*What to produce*:
Of the lines in the data below, count the ones holding the string "Balance", and answer with that number only.
*** Opening Record excerpts ***
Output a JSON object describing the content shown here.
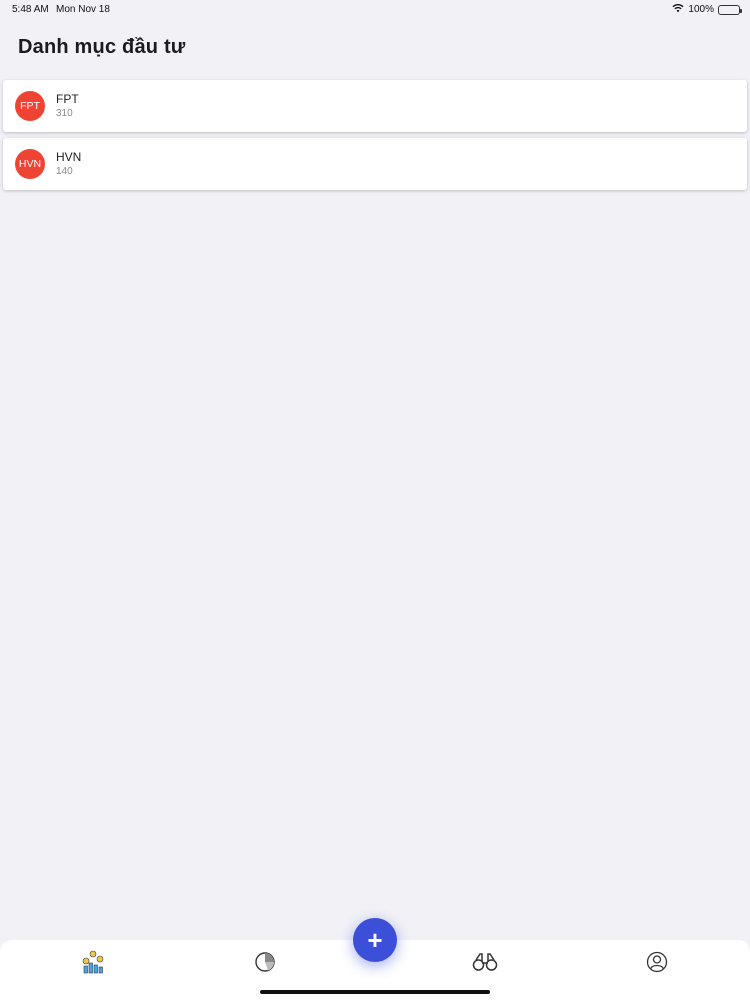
{
  "status": {
    "time": "5:48 AM",
    "date": "Mon Nov 18",
    "battery": "100%",
    "battery_level": 1.0
  },
  "header": {
    "title": "Danh mục đầu tư"
  },
  "portfolio": [
    {
      "symbol": "FPT",
      "avatar": "FPT",
      "quantity": "310",
      "avatar_color": "#ef4433"
    },
    {
      "symbol": "HVN",
      "avatar": "HVN",
      "quantity": "140",
      "avatar_color": "#ef4433"
    }
  ],
  "tabbar": {
    "tabs": [
      {
        "icon": "portfolio-coins-icon"
      },
      {
        "icon": "pie-chart-icon"
      },
      {
        "icon": "binoculars-icon"
      },
      {
        "icon": "profile-icon"
      }
    ],
    "fab_label": "+",
    "accent": "#3b4fd8"
  }
}
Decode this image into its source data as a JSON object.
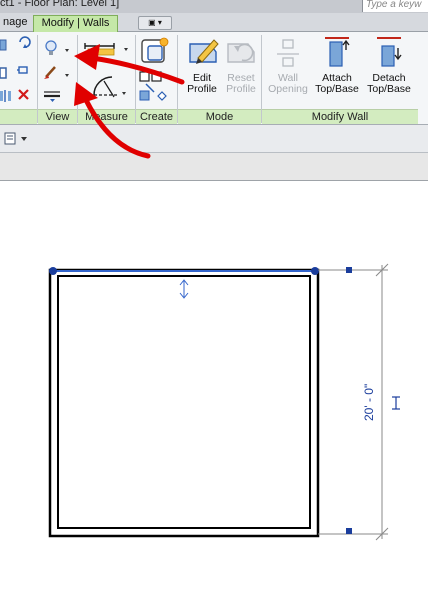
{
  "window": {
    "title": "ct1 - Floor Plan: Level 1]",
    "search_placeholder": "Type a keyw"
  },
  "tabs": [
    {
      "label": "nage",
      "active": false
    },
    {
      "label": "Modify | Walls",
      "active": true
    },
    {
      "label": "▣ ▾",
      "active": false
    }
  ],
  "ribbon": {
    "panels": [
      {
        "label": "View"
      },
      {
        "label": "Measure"
      },
      {
        "label": "Create"
      },
      {
        "label": "Mode"
      },
      {
        "label": "Modify Wall"
      }
    ],
    "buttons": {
      "edit_profile": {
        "line1": "Edit",
        "line2": "Profile",
        "enabled": true
      },
      "reset_profile": {
        "line1": "Reset",
        "line2": "Profile",
        "enabled": false
      },
      "wall_opening": {
        "line1": "Wall",
        "line2": "Opening",
        "enabled": false
      },
      "attach_top_base": {
        "line1": "Attach",
        "line2": "Top/Base",
        "enabled": true
      },
      "detach_top_base": {
        "line1": "Detach",
        "line2": "Top/Base",
        "enabled": true
      }
    }
  },
  "drawing": {
    "dimension_text": "20' - 0\"",
    "annotation_color": "#e00000",
    "selection_color": "#1a3d9c"
  }
}
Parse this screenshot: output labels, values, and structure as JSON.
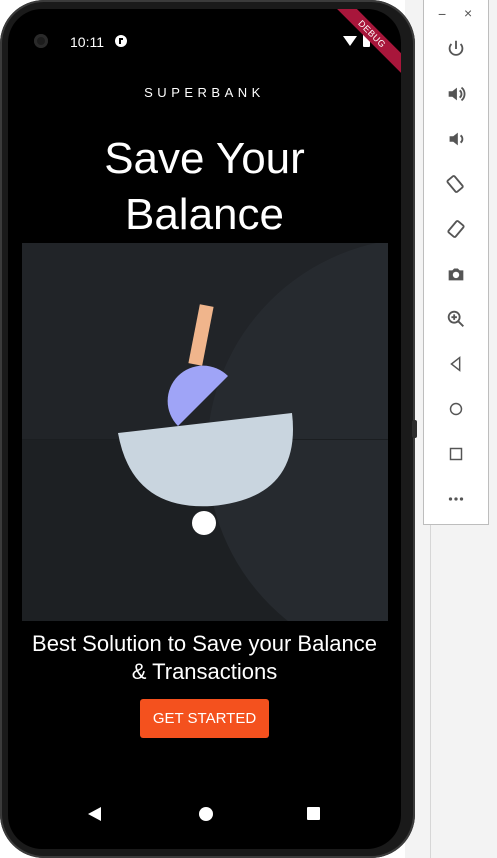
{
  "status_bar": {
    "time": "10:11",
    "debug_label": "DEBUG"
  },
  "app": {
    "brand": "SUPERBANK",
    "headline": "Save Your Balance",
    "tagline": "Best Solution to Save your Balance & Transactions",
    "cta_label": "GET STARTED"
  },
  "colors": {
    "screen_bg": "#000000",
    "illustration_bg": "#212428",
    "accent": "#f4511e",
    "bowl": "#c9d5df",
    "semicircle": "#9fa4f7",
    "stick": "#f0b58c"
  },
  "toolbar": {
    "minimize": "−",
    "close": "×",
    "buttons": [
      "power-icon",
      "volume-up-icon",
      "volume-down-icon",
      "rotate-left-icon",
      "rotate-right-icon",
      "camera-icon",
      "zoom-icon",
      "back-icon",
      "home-icon",
      "overview-icon",
      "more-icon"
    ]
  }
}
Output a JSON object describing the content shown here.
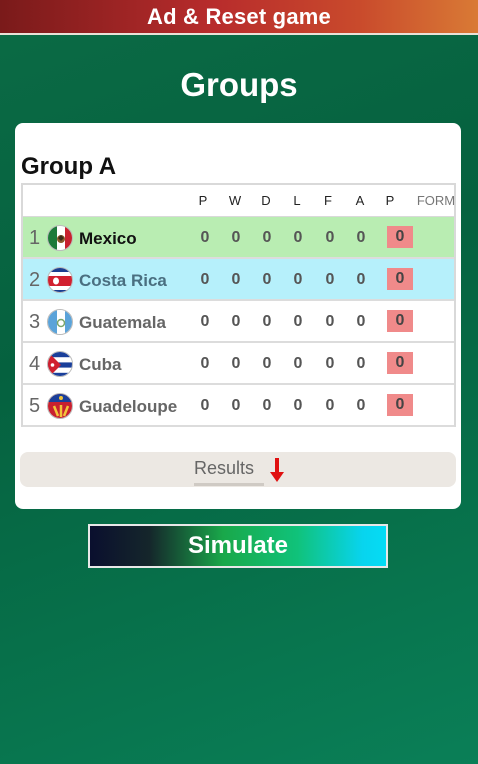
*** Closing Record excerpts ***
*Task output*:
2